When I got to the office I finally was able to read the email from the woman who had texted me (also one of the women I had forwarded Ofelia’s email to). She had contacted people at the U.S. Embassy on our behalf, and they had told her about Fulbright and Humphrey scholarship opportunities—the deadlines for which had already passed, but when she told them about this girl they agreed to extend the deadline to this Friday. Which explained the urgent text. I forwarded the information and applications to Ofelia and called her immediately to make sure she saw them and completed them as soon as possible. Cross your fingers!

Shenzi ensures that every last noodle of spaghetti gets eaten

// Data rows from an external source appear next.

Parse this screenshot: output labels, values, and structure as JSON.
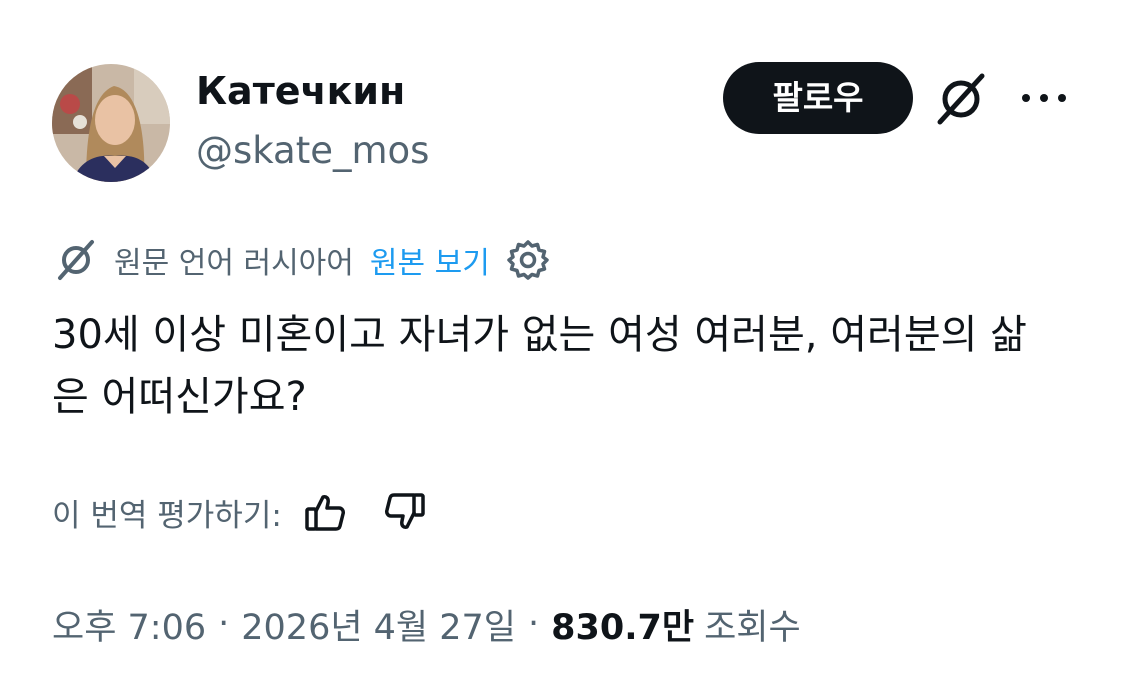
{
  "author": {
    "display_name": "Катечкин",
    "handle": "@skate_mos"
  },
  "actions": {
    "follow_label": "팔로우",
    "grok_icon": "grok-icon",
    "more_icon": "more-dots-icon"
  },
  "translation": {
    "source_label": "원문 언어 러시아어",
    "view_original": "원본 보기",
    "settings_icon": "gear-icon"
  },
  "tweet": {
    "text": "30세 이상 미혼이고 자녀가 없는 여성 여러분, 여러분의 삶은 어떠신가요?"
  },
  "rating": {
    "label": "이 번역 평가하기:",
    "like_icon": "thumbs-up-icon",
    "dislike_icon": "thumbs-down-icon"
  },
  "meta": {
    "time": "오후 7:06",
    "separator": "·",
    "date": "2026년 4월 27일",
    "views_count": "830.7만",
    "views_label": "조회수"
  },
  "colors": {
    "text_primary": "#0f1419",
    "text_secondary": "#536471",
    "link": "#1d9bf0",
    "button_bg": "#0f1419"
  }
}
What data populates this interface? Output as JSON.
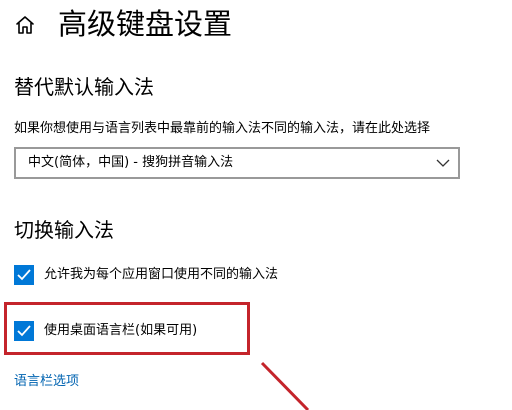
{
  "header": {
    "home_icon": "home-icon",
    "title": "高级键盘设置"
  },
  "override_section": {
    "heading": "替代默认输入法",
    "description": "如果你想使用与语言列表中最靠前的输入法不同的输入法，请在此处选择",
    "dropdown": {
      "selected_value": "中文(简体，中国) - 搜狗拼音输入法",
      "icon": "chevron-down-icon"
    }
  },
  "switch_section": {
    "heading": "切换输入法",
    "options": [
      {
        "label": "允许我为每个应用窗口使用不同的输入法",
        "checked": true
      },
      {
        "label": "使用桌面语言栏(如果可用)",
        "checked": true
      }
    ],
    "language_bar_link": "语言栏选项"
  },
  "annotation": {
    "highlight_color": "#c4242b"
  },
  "colors": {
    "accent": "#0078d7",
    "link": "#0063b1",
    "dropdown_border": "#999999"
  }
}
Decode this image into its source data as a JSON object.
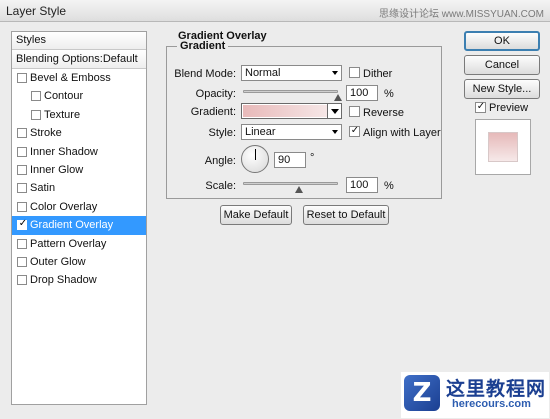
{
  "window": {
    "title": "Layer Style",
    "watermark": "思缘设计论坛 www.MISSYUAN.COM"
  },
  "sidebar": {
    "header": "Styles",
    "blending": "Blending Options:Default",
    "items": [
      {
        "label": "Bevel & Emboss",
        "checked": false
      },
      {
        "label": "Contour",
        "checked": false
      },
      {
        "label": "Texture",
        "checked": false
      },
      {
        "label": "Stroke",
        "checked": false
      },
      {
        "label": "Inner Shadow",
        "checked": false
      },
      {
        "label": "Inner Glow",
        "checked": false
      },
      {
        "label": "Satin",
        "checked": false
      },
      {
        "label": "Color Overlay",
        "checked": false
      },
      {
        "label": "Gradient Overlay",
        "checked": true
      },
      {
        "label": "Pattern Overlay",
        "checked": false
      },
      {
        "label": "Outer Glow",
        "checked": false
      },
      {
        "label": "Drop Shadow",
        "checked": false
      }
    ]
  },
  "panel": {
    "section_title": "Gradient Overlay",
    "group_title": "Gradient",
    "blend_mode_label": "Blend Mode:",
    "blend_mode_value": "Normal",
    "dither_label": "Dither",
    "dither_checked": false,
    "opacity_label": "Opacity:",
    "opacity_value": "100",
    "opacity_unit": "%",
    "gradient_label": "Gradient:",
    "gradient_colors": [
      "#e8b9b9",
      "#f6e7e7"
    ],
    "reverse_label": "Reverse",
    "reverse_checked": false,
    "style_label": "Style:",
    "style_value": "Linear",
    "align_label": "Align with Layer",
    "align_checked": true,
    "angle_label": "Angle:",
    "angle_value": "90",
    "angle_unit": "°",
    "scale_label": "Scale:",
    "scale_value": "100",
    "scale_unit": "%",
    "make_default": "Make Default",
    "reset_default": "Reset to Default"
  },
  "buttons": {
    "ok": "OK",
    "cancel": "Cancel",
    "new_style": "New Style...",
    "preview_label": "Preview",
    "preview_checked": true
  },
  "logo": {
    "mark": "Z",
    "name": "这里教程网",
    "site": "herecours.com"
  }
}
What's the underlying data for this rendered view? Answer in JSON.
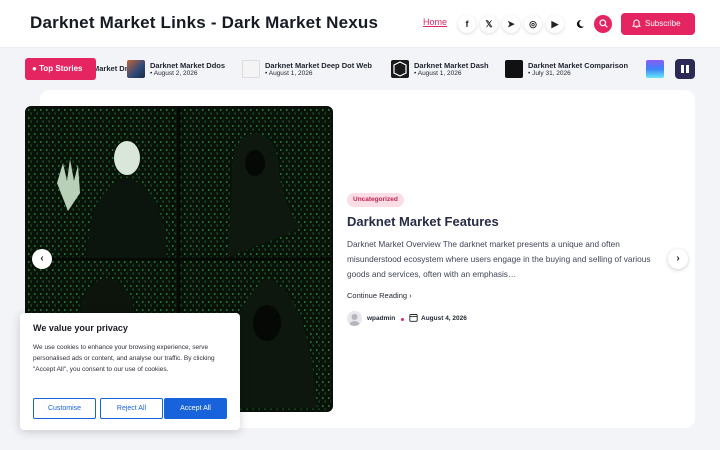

Friday night we celebrated another PCV’s birthday with her out on the town in Maputo. It’s fun to occasionally get dressed up and go out like that. But very very occasionally—a Peace Corps allowance doesn’t cover many nights like that. At the end of the night we got a ride home with a Mozambican friend and his friend was in the car as well. He turned around and was chatting to us and asked our names. When Anna told him hers he said “oh were you in Namaacha? I did your dreds, remember?” And yes, in fact, when Anna got her hair put into dreds almost 2.5 years ago, it was this guy who did it!
At mass today the same little girl came over to sit on my lap again, this time bringing a friend with her. Last week I had asked her if she knew how to give the money for the offering and she nodded at me, so I handed her my money. But apparently she didn’t understand (and who knows if she even speaks much Portuguese) because she walked over and offered the money to her mother. Her mother was quite confused as to where her daughter had gotten so much money, but one of the girls from the orphanage who was sitting with us went over and explained and took the little one up to the front to put the money in the basket. This morning I asked her if she understood this time and she nodded confidently, so I gave her and her friend money to offer for me. As she made her way up to the front (which is just a disorderly mob every week because there is no concept of lines here), she proudly showed off her money to everyone she could with a huge grin on her face.
After mass it is customary for everyone to hang out in front of the church for a long time socializing, so in my attempt to before more a part of the community of Namaacha I did this. Though admittedly I socialized mostly with people under the age of 12—girls from the orphanage. One of them pointed out a white girl about my age who I had seen around town a few times, so I went over and introduced myself. She is Ecuadorian and volunteering for the sisters here, so we made plans to hang out sometime. One of the girls hanging all over us grabbed our hands and put them together, asking “why are you this color and she is this color?” She is fairly pale and I just came off a weekend at the beach. I laughed and asked why her hand was lighter than her friend’s. I think a couple of the girls were genuinely surprised, I don’t think they had ever realized that “white” people might come in different shades of pale.